-- Opening Marker --

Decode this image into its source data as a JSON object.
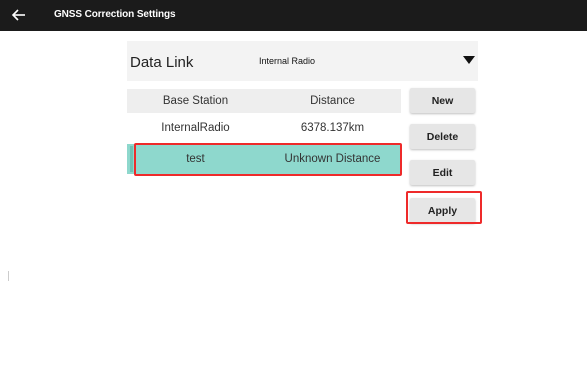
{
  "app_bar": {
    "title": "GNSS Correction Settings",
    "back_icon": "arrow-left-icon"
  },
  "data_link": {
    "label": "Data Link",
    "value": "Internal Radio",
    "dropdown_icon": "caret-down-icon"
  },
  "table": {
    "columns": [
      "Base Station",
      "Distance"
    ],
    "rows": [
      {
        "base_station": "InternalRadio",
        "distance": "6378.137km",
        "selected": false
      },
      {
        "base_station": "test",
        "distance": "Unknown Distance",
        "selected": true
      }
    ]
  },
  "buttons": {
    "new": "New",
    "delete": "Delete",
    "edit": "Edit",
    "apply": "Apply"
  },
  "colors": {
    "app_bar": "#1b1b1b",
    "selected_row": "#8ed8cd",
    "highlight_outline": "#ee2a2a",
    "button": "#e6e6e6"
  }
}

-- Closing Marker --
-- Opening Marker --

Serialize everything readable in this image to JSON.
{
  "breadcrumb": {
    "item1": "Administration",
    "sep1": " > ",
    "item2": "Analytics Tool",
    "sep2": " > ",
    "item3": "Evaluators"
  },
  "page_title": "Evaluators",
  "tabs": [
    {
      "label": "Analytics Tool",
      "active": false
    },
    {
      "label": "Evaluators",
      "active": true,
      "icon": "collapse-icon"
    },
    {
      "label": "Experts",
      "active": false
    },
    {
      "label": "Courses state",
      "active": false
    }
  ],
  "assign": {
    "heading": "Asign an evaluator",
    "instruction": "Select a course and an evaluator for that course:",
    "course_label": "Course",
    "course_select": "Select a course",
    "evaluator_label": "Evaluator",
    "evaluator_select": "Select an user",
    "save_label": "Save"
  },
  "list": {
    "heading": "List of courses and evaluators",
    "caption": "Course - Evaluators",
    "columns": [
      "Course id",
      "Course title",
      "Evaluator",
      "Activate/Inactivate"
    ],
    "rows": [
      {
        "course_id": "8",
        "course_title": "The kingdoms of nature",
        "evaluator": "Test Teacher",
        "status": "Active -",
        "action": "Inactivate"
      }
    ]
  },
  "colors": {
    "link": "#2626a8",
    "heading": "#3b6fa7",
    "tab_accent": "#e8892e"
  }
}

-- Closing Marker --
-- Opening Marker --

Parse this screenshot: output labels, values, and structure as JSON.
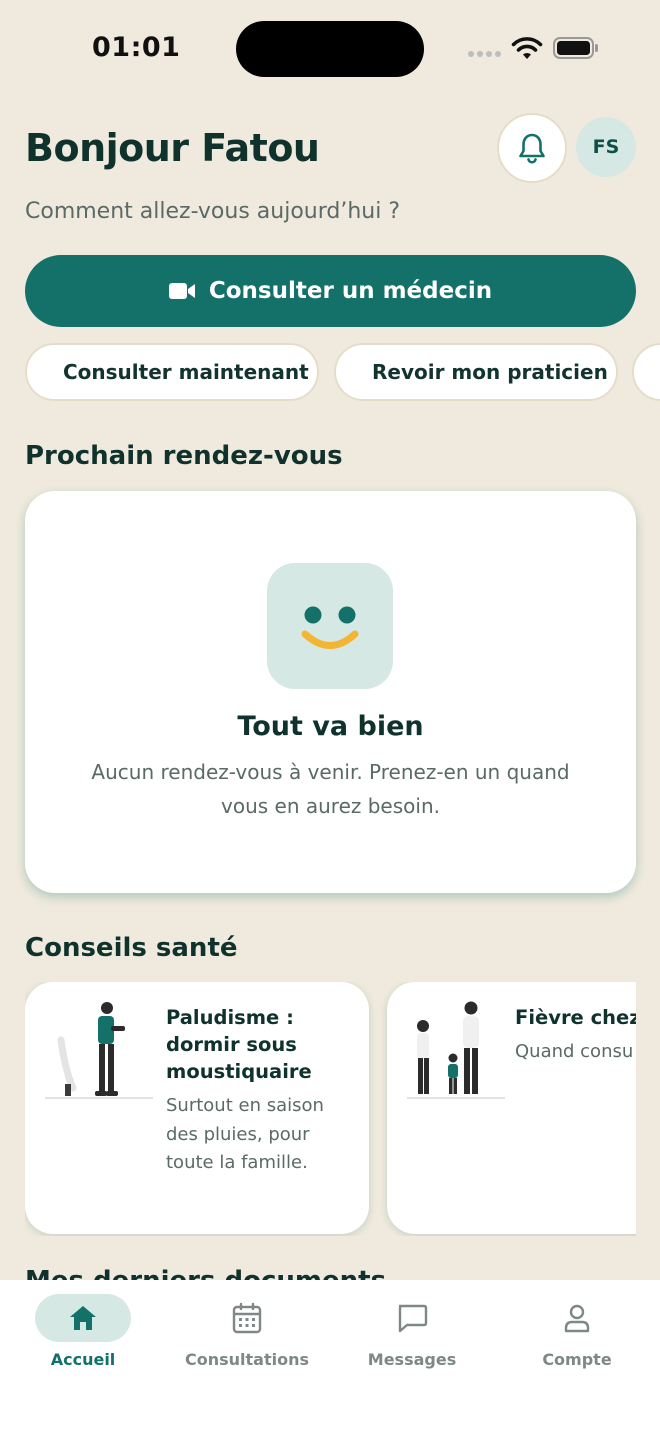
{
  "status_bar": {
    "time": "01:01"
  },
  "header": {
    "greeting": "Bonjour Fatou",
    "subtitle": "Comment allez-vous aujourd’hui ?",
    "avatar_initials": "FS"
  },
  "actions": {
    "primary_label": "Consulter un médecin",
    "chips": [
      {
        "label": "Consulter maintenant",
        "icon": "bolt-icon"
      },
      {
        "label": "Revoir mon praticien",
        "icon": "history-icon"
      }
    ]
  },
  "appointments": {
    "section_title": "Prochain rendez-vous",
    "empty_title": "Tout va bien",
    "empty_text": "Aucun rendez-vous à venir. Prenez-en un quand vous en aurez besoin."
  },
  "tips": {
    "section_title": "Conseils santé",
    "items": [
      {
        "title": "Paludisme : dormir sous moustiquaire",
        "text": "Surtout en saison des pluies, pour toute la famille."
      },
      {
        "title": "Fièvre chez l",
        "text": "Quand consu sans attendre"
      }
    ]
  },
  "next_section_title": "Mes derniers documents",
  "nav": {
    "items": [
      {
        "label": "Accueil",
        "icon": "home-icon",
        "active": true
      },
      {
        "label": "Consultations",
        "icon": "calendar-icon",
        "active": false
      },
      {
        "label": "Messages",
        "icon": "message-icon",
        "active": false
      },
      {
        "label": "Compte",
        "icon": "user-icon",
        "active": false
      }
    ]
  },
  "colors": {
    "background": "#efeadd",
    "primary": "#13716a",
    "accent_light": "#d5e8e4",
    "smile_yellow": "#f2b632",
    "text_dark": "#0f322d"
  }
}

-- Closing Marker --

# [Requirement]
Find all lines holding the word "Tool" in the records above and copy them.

# [Response to this task]
    "item2": "Analytics Tool",
      "label": "Analytics Tool",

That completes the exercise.